■ Records:
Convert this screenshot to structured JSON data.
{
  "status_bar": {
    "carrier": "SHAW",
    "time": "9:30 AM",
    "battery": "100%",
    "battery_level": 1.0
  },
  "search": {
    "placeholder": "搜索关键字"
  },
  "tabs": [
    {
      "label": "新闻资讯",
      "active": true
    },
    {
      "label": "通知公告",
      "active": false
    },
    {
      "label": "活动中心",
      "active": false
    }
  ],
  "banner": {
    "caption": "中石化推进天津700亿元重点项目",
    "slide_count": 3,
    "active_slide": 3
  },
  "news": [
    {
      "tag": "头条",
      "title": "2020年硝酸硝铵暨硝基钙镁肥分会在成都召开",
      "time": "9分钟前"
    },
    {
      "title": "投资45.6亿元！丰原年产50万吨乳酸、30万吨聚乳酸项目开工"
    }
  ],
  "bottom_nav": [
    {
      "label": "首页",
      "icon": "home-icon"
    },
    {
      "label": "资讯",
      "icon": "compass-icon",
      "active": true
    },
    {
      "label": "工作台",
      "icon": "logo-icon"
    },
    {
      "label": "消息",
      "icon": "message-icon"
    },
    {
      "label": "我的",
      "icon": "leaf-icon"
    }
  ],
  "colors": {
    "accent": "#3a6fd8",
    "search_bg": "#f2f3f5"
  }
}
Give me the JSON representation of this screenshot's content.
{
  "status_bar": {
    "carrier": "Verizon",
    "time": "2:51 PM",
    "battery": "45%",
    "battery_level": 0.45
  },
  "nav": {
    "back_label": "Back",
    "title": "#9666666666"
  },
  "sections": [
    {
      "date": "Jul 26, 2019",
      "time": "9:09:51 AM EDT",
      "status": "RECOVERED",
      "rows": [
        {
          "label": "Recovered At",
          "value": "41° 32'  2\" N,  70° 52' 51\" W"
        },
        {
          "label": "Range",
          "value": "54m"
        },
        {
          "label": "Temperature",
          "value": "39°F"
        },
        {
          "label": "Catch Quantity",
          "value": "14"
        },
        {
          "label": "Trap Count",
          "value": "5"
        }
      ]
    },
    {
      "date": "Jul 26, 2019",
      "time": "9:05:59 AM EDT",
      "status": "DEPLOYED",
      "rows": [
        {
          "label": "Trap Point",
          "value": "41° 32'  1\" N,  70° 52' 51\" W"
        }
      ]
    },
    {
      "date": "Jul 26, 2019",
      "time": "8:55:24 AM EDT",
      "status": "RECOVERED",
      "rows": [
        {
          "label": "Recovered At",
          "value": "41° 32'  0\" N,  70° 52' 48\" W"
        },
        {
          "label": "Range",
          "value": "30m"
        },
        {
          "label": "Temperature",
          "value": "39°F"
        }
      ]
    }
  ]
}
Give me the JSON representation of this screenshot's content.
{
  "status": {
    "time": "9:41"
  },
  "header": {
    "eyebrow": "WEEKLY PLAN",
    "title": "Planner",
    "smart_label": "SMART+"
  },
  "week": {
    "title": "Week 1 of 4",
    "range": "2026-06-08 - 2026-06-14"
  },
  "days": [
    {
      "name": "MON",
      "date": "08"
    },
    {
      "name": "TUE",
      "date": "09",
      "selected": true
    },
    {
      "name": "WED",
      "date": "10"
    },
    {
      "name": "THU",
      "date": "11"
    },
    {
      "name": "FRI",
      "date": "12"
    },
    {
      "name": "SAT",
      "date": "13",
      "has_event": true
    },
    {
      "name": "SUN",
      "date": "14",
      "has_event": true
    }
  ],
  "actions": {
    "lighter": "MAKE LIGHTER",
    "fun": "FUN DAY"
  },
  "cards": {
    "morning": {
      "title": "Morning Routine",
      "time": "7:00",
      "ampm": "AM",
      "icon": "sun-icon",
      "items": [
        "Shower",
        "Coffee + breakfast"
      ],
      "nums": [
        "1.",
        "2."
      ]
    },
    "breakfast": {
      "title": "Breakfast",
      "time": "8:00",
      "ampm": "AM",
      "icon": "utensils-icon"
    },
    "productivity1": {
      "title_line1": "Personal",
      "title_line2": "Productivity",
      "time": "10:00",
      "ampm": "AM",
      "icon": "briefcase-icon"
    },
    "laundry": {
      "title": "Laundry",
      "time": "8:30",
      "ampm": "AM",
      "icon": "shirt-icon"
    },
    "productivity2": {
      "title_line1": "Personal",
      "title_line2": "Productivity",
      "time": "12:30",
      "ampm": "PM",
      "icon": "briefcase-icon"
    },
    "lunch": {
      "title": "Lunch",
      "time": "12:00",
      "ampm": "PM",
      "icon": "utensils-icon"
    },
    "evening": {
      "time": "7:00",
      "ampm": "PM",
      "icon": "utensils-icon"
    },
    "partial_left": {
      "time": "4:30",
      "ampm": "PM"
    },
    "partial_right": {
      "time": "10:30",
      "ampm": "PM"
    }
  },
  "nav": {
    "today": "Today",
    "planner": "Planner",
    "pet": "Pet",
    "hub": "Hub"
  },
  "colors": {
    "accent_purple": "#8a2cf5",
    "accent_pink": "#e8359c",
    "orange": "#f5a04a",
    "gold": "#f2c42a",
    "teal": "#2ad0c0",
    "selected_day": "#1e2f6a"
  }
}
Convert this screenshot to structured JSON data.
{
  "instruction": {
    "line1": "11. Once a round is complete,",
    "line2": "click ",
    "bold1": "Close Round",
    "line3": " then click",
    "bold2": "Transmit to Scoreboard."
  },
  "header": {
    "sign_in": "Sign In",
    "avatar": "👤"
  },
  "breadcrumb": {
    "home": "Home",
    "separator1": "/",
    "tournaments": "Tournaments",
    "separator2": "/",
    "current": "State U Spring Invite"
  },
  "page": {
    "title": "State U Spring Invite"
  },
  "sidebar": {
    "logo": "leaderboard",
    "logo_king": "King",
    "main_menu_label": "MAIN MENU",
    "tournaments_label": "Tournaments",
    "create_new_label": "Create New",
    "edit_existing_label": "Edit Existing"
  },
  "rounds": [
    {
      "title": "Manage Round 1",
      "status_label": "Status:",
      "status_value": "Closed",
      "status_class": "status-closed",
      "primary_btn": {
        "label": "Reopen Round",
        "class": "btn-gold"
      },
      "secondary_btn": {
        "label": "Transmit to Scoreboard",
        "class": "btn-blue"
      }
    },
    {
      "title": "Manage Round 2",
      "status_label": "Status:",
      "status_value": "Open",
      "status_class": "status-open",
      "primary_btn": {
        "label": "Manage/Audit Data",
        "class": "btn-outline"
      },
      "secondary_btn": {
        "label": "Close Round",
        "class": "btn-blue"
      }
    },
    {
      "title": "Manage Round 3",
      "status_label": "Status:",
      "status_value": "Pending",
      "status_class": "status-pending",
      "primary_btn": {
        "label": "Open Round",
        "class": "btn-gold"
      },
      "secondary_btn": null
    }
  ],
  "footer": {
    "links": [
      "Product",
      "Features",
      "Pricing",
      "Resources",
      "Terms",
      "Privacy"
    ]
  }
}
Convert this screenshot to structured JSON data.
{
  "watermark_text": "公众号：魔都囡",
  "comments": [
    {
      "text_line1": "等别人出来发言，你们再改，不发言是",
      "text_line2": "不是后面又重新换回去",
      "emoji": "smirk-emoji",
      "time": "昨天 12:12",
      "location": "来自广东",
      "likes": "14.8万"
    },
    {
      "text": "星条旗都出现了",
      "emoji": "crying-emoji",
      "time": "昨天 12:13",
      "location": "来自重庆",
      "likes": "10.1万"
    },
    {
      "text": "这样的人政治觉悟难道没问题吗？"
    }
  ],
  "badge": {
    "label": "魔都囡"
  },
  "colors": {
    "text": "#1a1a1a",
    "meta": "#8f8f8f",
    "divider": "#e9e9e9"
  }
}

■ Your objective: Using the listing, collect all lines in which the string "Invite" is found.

■ Reply:
    "current": "State U Spring Invite"
    "title": "State U Spring Invite"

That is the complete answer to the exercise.